▸ Problem statement
Would you repeat the listing exactly, without any of its images?

▸ Material to process
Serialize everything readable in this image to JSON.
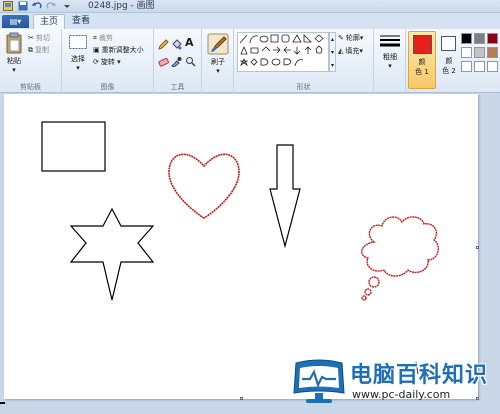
{
  "app": {
    "title": "0248.jpg - 画图"
  },
  "tabs": [
    {
      "label": "主页",
      "active": true
    },
    {
      "label": "查看",
      "active": false
    }
  ],
  "ribbon": {
    "clipboard": {
      "label": "剪贴板",
      "paste": "粘贴",
      "cut": "剪切",
      "copy": "复制"
    },
    "image": {
      "label": "图像",
      "select": "选择",
      "crop": "裁剪",
      "resize": "重新调整大小",
      "rotate": "旋转"
    },
    "tools": {
      "label": "工具"
    },
    "brushes": {
      "label": "刷子"
    },
    "shapes": {
      "label": "形状",
      "outline": "轮廓",
      "fill": "填充"
    },
    "size": {
      "label": "粗细"
    },
    "color1": {
      "label_top": "颜",
      "label_bottom": "色 1",
      "value": "#e8201c"
    },
    "color2": {
      "label_top": "颜",
      "label_bottom": "色 2",
      "value": "#ffffff"
    },
    "palette": [
      "#000000",
      "#7f7f7f",
      "#880015",
      "#ffffff",
      "#c3c3c3",
      "#b97a57",
      "#ffffff",
      "#ffffff",
      "#ffffff"
    ]
  },
  "watermark": {
    "title": "电脑百科知识",
    "url": "www.pc-daily.com"
  },
  "colors": {
    "stroke_black": "#000000",
    "stroke_red": "#c41a1a",
    "accent_blue": "#1f6fb5"
  }
}
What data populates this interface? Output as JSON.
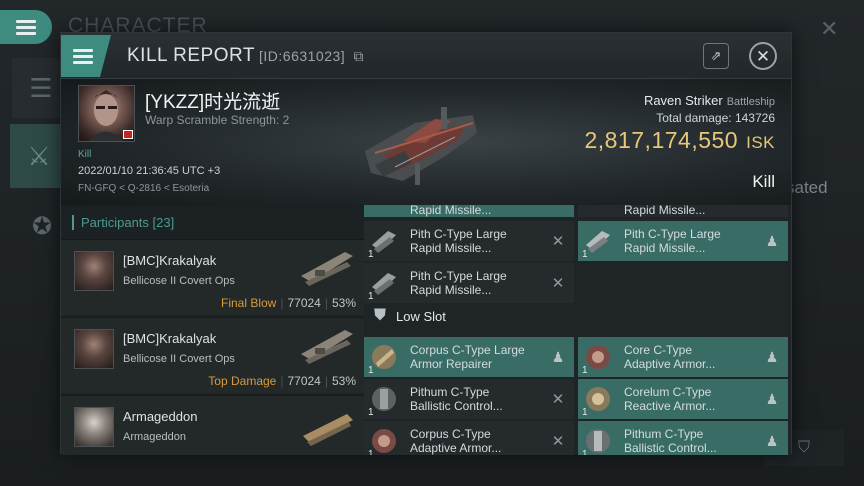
{
  "background_window": {
    "title": "CHARACTER",
    "side_text": "sated"
  },
  "header": {
    "title": "KILL REPORT",
    "id_label": "[ID:6631023]"
  },
  "victim": {
    "name": "[YKZZ]时光流逝",
    "warp_scramble": "Warp Scramble Strength: 2",
    "kill_tag": "Kill",
    "date": "2022/01/10 21:36:45 UTC +3",
    "location": "FN-GFQ < Q-2816 < Esoteria",
    "ship_name": "Raven Striker",
    "ship_class": "Battleship",
    "total_damage_label": "Total damage:",
    "total_damage": "143726",
    "isk_value": "2,817,174,550",
    "isk_unit": "ISK",
    "result": "Kill"
  },
  "participants": {
    "header": "Participants [23]",
    "items": [
      {
        "name": "[BMC]Krakalyak",
        "ship": "Bellicose II Covert Ops",
        "role": "Final Blow",
        "damage": "77024",
        "percent": "53%"
      },
      {
        "name": "[BMC]Krakalyak",
        "ship": "Bellicose II Covert Ops",
        "role": "Top Damage",
        "damage": "77024",
        "percent": "53%"
      },
      {
        "name": "Armageddon",
        "ship": "Armageddon",
        "role": "",
        "damage": "",
        "percent": ""
      }
    ]
  },
  "modules": {
    "top_partial": [
      {
        "name": "Rapid Missile...",
        "style": "hl"
      },
      {
        "name": "Rapid Missile...",
        "style": "dk"
      }
    ],
    "high_rows": [
      {
        "name1": "Pith C-Type Large",
        "name2": "Rapid Missile...",
        "qty": "1",
        "badge": "x",
        "style": "dk"
      },
      {
        "name1": "Pith C-Type Large",
        "name2": "Rapid Missile...",
        "qty": "1",
        "badge": "person",
        "style": "hl"
      },
      {
        "name1": "Pith C-Type Large",
        "name2": "Rapid Missile...",
        "qty": "1",
        "badge": "x",
        "style": "dk"
      }
    ],
    "low_slot_label": "Low Slot",
    "low_rows": [
      {
        "name1": "Corpus C-Type Large",
        "name2": "Armor Repairer",
        "qty": "1",
        "badge": "person",
        "style": "hl"
      },
      {
        "name1": "Core C-Type",
        "name2": "Adaptive Armor...",
        "qty": "1",
        "badge": "person",
        "style": "hl"
      },
      {
        "name1": "Pithum C-Type",
        "name2": "Ballistic Control...",
        "qty": "1",
        "badge": "x",
        "style": "dk"
      },
      {
        "name1": "Corelum C-Type",
        "name2": "Reactive Armor...",
        "qty": "1",
        "badge": "person",
        "style": "hl"
      },
      {
        "name1": "Corpus C-Type",
        "name2": "Adaptive Armor...",
        "qty": "1",
        "badge": "x",
        "style": "dk"
      },
      {
        "name1": "Pithum C-Type",
        "name2": "Ballistic Control...",
        "qty": "1",
        "badge": "person",
        "style": "hl"
      }
    ]
  },
  "colors": {
    "accent": "#3e8c80",
    "highlight_cell": "#3a6c66",
    "isk_gold": "#e7c77a",
    "role_orange": "#d89b3a"
  }
}
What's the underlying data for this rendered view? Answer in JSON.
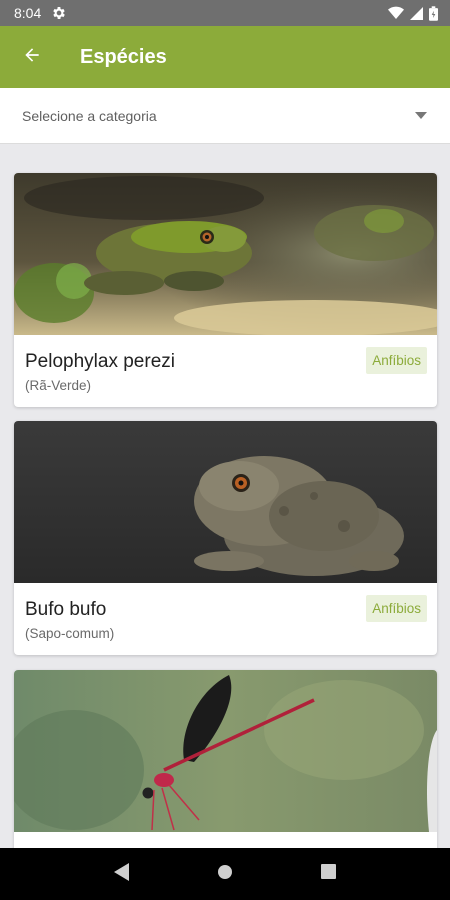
{
  "status_bar": {
    "time": "8:04"
  },
  "app_bar": {
    "title": "Espécies"
  },
  "category_select": {
    "placeholder": "Selecione a categoria"
  },
  "species": [
    {
      "scientific_name": "Pelophylax perezi",
      "common_name": "(Rã-Verde)",
      "category": "Anfíbios"
    },
    {
      "scientific_name": "Bufo bufo",
      "common_name": "(Sapo-comum)",
      "category": "Anfíbios"
    },
    {
      "scientific_name": "",
      "common_name": "",
      "category": ""
    }
  ],
  "icons": {
    "status": [
      "settings-gear-icon",
      "wifi-icon",
      "signal-icon",
      "battery-icon"
    ],
    "app_bar": "arrow-back-icon",
    "dropdown": "dropdown-arrow-icon",
    "nav": [
      "back-triangle-icon",
      "home-circle-icon",
      "recents-square-icon"
    ]
  },
  "colors": {
    "app_bar": "#8cab3a",
    "status_bar": "#6f6f6f",
    "badge_bg": "#eaf1dc",
    "badge_text": "#8cab3a",
    "background": "#e9e9ec"
  }
}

▸ Result of this exercise
Serialize everything readable in this image to JSON.
{
  "app": {
    "title": "0248.jpg - 画图"
  },
  "tabs": [
    {
      "label": "主页",
      "active": true
    },
    {
      "label": "查看",
      "active": false
    }
  ],
  "ribbon": {
    "clipboard": {
      "label": "剪贴板",
      "paste": "粘贴",
      "cut": "剪切",
      "copy": "复制"
    },
    "image": {
      "label": "图像",
      "select": "选择",
      "crop": "裁剪",
      "resize": "重新调整大小",
      "rotate": "旋转"
    },
    "tools": {
      "label": "工具"
    },
    "brushes": {
      "label": "刷子"
    },
    "shapes": {
      "label": "形状",
      "outline": "轮廓",
      "fill": "填充"
    },
    "size": {
      "label": "粗细"
    },
    "color1": {
      "label_top": "颜",
      "label_bottom": "色 1",
      "value": "#e8201c"
    },
    "color2": {
      "label_top": "颜",
      "label_bottom": "色 2",
      "value": "#ffffff"
    },
    "palette": [
      "#000000",
      "#7f7f7f",
      "#880015",
      "#ffffff",
      "#c3c3c3",
      "#b97a57",
      "#ffffff",
      "#ffffff",
      "#ffffff"
    ]
  },
  "watermark": {
    "title": "电脑百科知识",
    "url": "www.pc-daily.com"
  },
  "colors": {
    "stroke_black": "#000000",
    "stroke_red": "#c41a1a",
    "accent_blue": "#1f6fb5"
  }
}
What data populates this interface? Output as JSON.
{
  "background_window": {
    "title": "CHARACTER",
    "side_text": "sated"
  },
  "header": {
    "title": "KILL REPORT",
    "id_label": "[ID:6631023]"
  },
  "victim": {
    "name": "[YKZZ]时光流逝",
    "warp_scramble": "Warp Scramble Strength: 2",
    "kill_tag": "Kill",
    "date": "2022/01/10 21:36:45 UTC +3",
    "location": "FN-GFQ < Q-2816 < Esoteria",
    "ship_name": "Raven Striker",
    "ship_class": "Battleship",
    "total_damage_label": "Total damage:",
    "total_damage": "143726",
    "isk_value": "2,817,174,550",
    "isk_unit": "ISK",
    "result": "Kill"
  },
  "participants": {
    "header": "Participants [23]",
    "items": [
      {
        "name": "[BMC]Krakalyak",
        "ship": "Bellicose II Covert Ops",
        "role": "Final Blow",
        "damage": "77024",
        "percent": "53%"
      },
      {
        "name": "[BMC]Krakalyak",
        "ship": "Bellicose II Covert Ops",
        "role": "Top Damage",
        "damage": "77024",
        "percent": "53%"
      },
      {
        "name": "Armageddon",
        "ship": "Armageddon",
        "role": "",
        "damage": "",
        "percent": ""
      }
    ]
  },
  "modules": {
    "top_partial": [
      {
        "name": "Rapid Missile...",
        "style": "hl"
      },
      {
        "name": "Rapid Missile...",
        "style": "dk"
      }
    ],
    "high_rows": [
      {
        "name1": "Pith C-Type Large",
        "name2": "Rapid Missile...",
        "qty": "1",
        "badge": "x",
        "style": "dk"
      },
      {
        "name1": "Pith C-Type Large",
        "name2": "Rapid Missile...",
        "qty": "1",
        "badge": "person",
        "style": "hl"
      },
      {
        "name1": "Pith C-Type Large",
        "name2": "Rapid Missile...",
        "qty": "1",
        "badge": "x",
        "style": "dk"
      }
    ],
    "low_slot_label": "Low Slot",
    "low_rows": [
      {
        "name1": "Corpus C-Type Large",
        "name2": "Armor Repairer",
        "qty": "1",
        "badge": "person",
        "style": "hl"
      },
      {
        "name1": "Core C-Type",
        "name2": "Adaptive Armor...",
        "qty": "1",
        "badge": "person",
        "style": "hl"
      },
      {
        "name1": "Pithum C-Type",
        "name2": "Ballistic Control...",
        "qty": "1",
        "badge": "x",
        "style": "dk"
      },
      {
        "name1": "Corelum C-Type",
        "name2": "Reactive Armor...",
        "qty": "1",
        "badge": "person",
        "style": "hl"
      },
      {
        "name1": "Corpus C-Type",
        "name2": "Adaptive Armor...",
        "qty": "1",
        "badge": "x",
        "style": "dk"
      },
      {
        "name1": "Pithum C-Type",
        "name2": "Ballistic Control...",
        "qty": "1",
        "badge": "person",
        "style": "hl"
      }
    ]
  },
  "colors": {
    "accent": "#3e8c80",
    "highlight_cell": "#3a6c66",
    "isk_gold": "#e7c77a",
    "role_orange": "#d89b3a"
  }
}
What's the underlying data for this rendered view? Answer in JSON.
{
  "status_bar": {
    "time": "8:04"
  },
  "app_bar": {
    "title": "Espécies"
  },
  "category_select": {
    "placeholder": "Selecione a categoria"
  },
  "species": [
    {
      "scientific_name": "Pelophylax perezi",
      "common_name": "(Rã-Verde)",
      "category": "Anfíbios"
    },
    {
      "scientific_name": "Bufo bufo",
      "common_name": "(Sapo-comum)",
      "category": "Anfíbios"
    },
    {
      "scientific_name": "",
      "common_name": "",
      "category": ""
    }
  ],
  "icons": {
    "status": [
      "settings-gear-icon",
      "wifi-icon",
      "signal-icon",
      "battery-icon"
    ],
    "app_bar": "arrow-back-icon",
    "dropdown": "dropdown-arrow-icon",
    "nav": [
      "back-triangle-icon",
      "home-circle-icon",
      "recents-square-icon"
    ]
  },
  "colors": {
    "app_bar": "#8cab3a",
    "status_bar": "#6f6f6f",
    "badge_bg": "#eaf1dc",
    "badge_text": "#8cab3a",
    "background": "#e9e9ec"
  }
}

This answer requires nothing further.